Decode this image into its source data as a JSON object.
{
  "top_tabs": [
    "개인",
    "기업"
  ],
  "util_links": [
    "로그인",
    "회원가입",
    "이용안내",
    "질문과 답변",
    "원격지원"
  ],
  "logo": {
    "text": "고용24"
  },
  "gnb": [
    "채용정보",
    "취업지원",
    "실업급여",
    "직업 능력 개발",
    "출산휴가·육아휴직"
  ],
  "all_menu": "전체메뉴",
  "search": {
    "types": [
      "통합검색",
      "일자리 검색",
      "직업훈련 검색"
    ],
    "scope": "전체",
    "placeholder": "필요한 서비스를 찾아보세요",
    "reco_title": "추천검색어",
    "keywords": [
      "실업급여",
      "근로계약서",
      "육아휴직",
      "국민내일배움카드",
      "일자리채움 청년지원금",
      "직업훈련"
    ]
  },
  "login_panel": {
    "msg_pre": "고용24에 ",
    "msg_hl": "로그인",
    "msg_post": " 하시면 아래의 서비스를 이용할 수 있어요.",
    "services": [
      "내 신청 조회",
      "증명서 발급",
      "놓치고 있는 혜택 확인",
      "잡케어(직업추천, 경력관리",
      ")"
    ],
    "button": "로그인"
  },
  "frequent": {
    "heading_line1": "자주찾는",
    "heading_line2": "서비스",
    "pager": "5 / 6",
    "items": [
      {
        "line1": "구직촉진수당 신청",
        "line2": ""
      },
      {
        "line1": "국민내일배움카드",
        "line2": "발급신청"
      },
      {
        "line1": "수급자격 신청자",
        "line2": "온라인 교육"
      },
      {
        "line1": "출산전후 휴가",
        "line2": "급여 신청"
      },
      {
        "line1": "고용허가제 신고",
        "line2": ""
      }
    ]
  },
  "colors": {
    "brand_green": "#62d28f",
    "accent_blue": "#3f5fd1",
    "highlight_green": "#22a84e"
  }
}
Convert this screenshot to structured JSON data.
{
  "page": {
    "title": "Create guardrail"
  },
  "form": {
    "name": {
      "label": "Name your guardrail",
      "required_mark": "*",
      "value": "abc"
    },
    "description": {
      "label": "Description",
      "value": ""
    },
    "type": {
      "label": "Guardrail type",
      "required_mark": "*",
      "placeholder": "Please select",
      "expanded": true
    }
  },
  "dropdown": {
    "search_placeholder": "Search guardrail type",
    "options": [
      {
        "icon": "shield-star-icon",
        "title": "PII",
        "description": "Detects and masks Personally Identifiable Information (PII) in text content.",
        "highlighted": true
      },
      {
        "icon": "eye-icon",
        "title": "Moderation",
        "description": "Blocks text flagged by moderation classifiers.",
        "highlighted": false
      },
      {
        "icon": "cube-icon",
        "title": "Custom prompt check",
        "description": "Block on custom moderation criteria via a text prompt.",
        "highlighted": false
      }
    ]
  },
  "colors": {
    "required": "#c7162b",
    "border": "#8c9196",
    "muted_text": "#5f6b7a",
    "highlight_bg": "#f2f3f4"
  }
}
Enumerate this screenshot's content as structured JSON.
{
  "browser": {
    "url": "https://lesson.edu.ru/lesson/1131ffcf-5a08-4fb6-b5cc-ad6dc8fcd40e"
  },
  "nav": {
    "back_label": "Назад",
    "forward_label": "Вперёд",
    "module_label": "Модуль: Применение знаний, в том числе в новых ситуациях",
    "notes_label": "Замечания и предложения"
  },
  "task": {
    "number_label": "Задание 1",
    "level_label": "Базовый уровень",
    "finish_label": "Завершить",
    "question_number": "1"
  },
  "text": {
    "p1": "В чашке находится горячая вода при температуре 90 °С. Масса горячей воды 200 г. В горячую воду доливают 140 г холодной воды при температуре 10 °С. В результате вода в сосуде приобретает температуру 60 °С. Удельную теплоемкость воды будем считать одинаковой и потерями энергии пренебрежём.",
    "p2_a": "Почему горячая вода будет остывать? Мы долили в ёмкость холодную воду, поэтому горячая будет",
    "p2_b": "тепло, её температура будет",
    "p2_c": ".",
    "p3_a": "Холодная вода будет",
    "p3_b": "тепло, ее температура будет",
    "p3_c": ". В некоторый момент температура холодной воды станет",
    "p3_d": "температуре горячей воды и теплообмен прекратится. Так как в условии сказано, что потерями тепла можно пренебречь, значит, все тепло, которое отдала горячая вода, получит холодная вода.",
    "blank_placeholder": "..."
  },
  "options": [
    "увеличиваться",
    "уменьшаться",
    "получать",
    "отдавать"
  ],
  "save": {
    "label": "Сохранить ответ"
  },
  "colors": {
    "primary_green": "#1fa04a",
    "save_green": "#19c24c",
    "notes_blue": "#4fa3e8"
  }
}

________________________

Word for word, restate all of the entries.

Decode this image into its source data as a JSON object.
{
  "top_tabs": [
    "개인",
    "기업"
  ],
  "util_links": [
    "로그인",
    "회원가입",
    "이용안내",
    "질문과 답변",
    "원격지원"
  ],
  "logo": {
    "text": "고용24"
  },
  "gnb": [
    "채용정보",
    "취업지원",
    "실업급여",
    "직업 능력 개발",
    "출산휴가·육아휴직"
  ],
  "all_menu": "전체메뉴",
  "search": {
    "types": [
      "통합검색",
      "일자리 검색",
      "직업훈련 검색"
    ],
    "scope": "전체",
    "placeholder": "필요한 서비스를 찾아보세요",
    "reco_title": "추천검색어",
    "keywords": [
      "실업급여",
      "근로계약서",
      "육아휴직",
      "국민내일배움카드",
      "일자리채움 청년지원금",
      "직업훈련"
    ]
  },
  "login_panel": {
    "msg_pre": "고용24에 ",
    "msg_hl": "로그인",
    "msg_post": " 하시면 아래의 서비스를 이용할 수 있어요.",
    "services": [
      "내 신청 조회",
      "증명서 발급",
      "놓치고 있는 혜택 확인",
      "잡케어(직업추천, 경력관리",
      ")"
    ],
    "button": "로그인"
  },
  "frequent": {
    "heading_line1": "자주찾는",
    "heading_line2": "서비스",
    "pager": "5 / 6",
    "items": [
      {
        "line1": "구직촉진수당 신청",
        "line2": ""
      },
      {
        "line1": "국민내일배움카드",
        "line2": "발급신청"
      },
      {
        "line1": "수급자격 신청자",
        "line2": "온라인 교육"
      },
      {
        "line1": "출산전후 휴가",
        "line2": "급여 신청"
      },
      {
        "line1": "고용허가제 신고",
        "line2": ""
      }
    ]
  },
  "colors": {
    "brand_green": "#62d28f",
    "accent_blue": "#3f5fd1",
    "highlight_green": "#22a84e"
  }
}
Convert this screenshot to structured JSON data.
{
  "page": {
    "title": "Create guardrail"
  },
  "form": {
    "name": {
      "label": "Name your guardrail",
      "required_mark": "*",
      "value": "abc"
    },
    "description": {
      "label": "Description",
      "value": ""
    },
    "type": {
      "label": "Guardrail type",
      "required_mark": "*",
      "placeholder": "Please select",
      "expanded": true
    }
  },
  "dropdown": {
    "search_placeholder": "Search guardrail type",
    "options": [
      {
        "icon": "shield-star-icon",
        "title": "PII",
        "description": "Detects and masks Personally Identifiable Information (PII) in text content.",
        "highlighted": true
      },
      {
        "icon": "eye-icon",
        "title": "Moderation",
        "description": "Blocks text flagged by moderation classifiers.",
        "highlighted": false
      },
      {
        "icon": "cube-icon",
        "title": "Custom prompt check",
        "description": "Block on custom moderation criteria via a text prompt.",
        "highlighted": false
      }
    ]
  },
  "colors": {
    "required": "#c7162b",
    "border": "#8c9196",
    "muted_text": "#5f6b7a",
    "highlight_bg": "#f2f3f4"
  }
}
Enumerate this screenshot's content as structured JSON.
{
  "browser": {
    "url": "https://lesson.edu.ru/lesson/1131ffcf-5a08-4fb6-b5cc-ad6dc8fcd40e"
  },
  "nav": {
    "back_label": "Назад",
    "forward_label": "Вперёд",
    "module_label": "Модуль: Применение знаний, в том числе в новых ситуациях",
    "notes_label": "Замечания и предложения"
  },
  "task": {
    "number_label": "Задание 1",
    "level_label": "Базовый уровень",
    "finish_label": "Завершить",
    "question_number": "1"
  },
  "text": {
    "p1": "В чашке находится горячая вода при температуре 90 °С. Масса горячей воды 200 г. В горячую воду доливают 140 г холодной воды при температуре 10 °С. В результате вода в сосуде приобретает температуру 60 °С. Удельную теплоемкость воды будем считать одинаковой и потерями энергии пренебрежём.",
    "p2_a": "Почему горячая вода будет остывать? Мы долили в ёмкость холодную воду, поэтому горячая будет",
    "p2_b": "тепло, её температура будет",
    "p2_c": ".",
    "p3_a": "Холодная вода будет",
    "p3_b": "тепло, ее температура будет",
    "p3_c": ". В некоторый момент температура холодной воды станет",
    "p3_d": "температуре горячей воды и теплообмен прекратится. Так как в условии сказано, что потерями тепла можно пренебречь, значит, все тепло, которое отдала горячая вода, получит холодная вода.",
    "blank_placeholder": "..."
  },
  "options": [
    "увеличиваться",
    "уменьшаться",
    "получать",
    "отдавать"
  ],
  "save": {
    "label": "Сохранить ответ"
  },
  "colors": {
    "primary_green": "#1fa04a",
    "save_green": "#19c24c",
    "notes_blue": "#4fa3e8"
  }
}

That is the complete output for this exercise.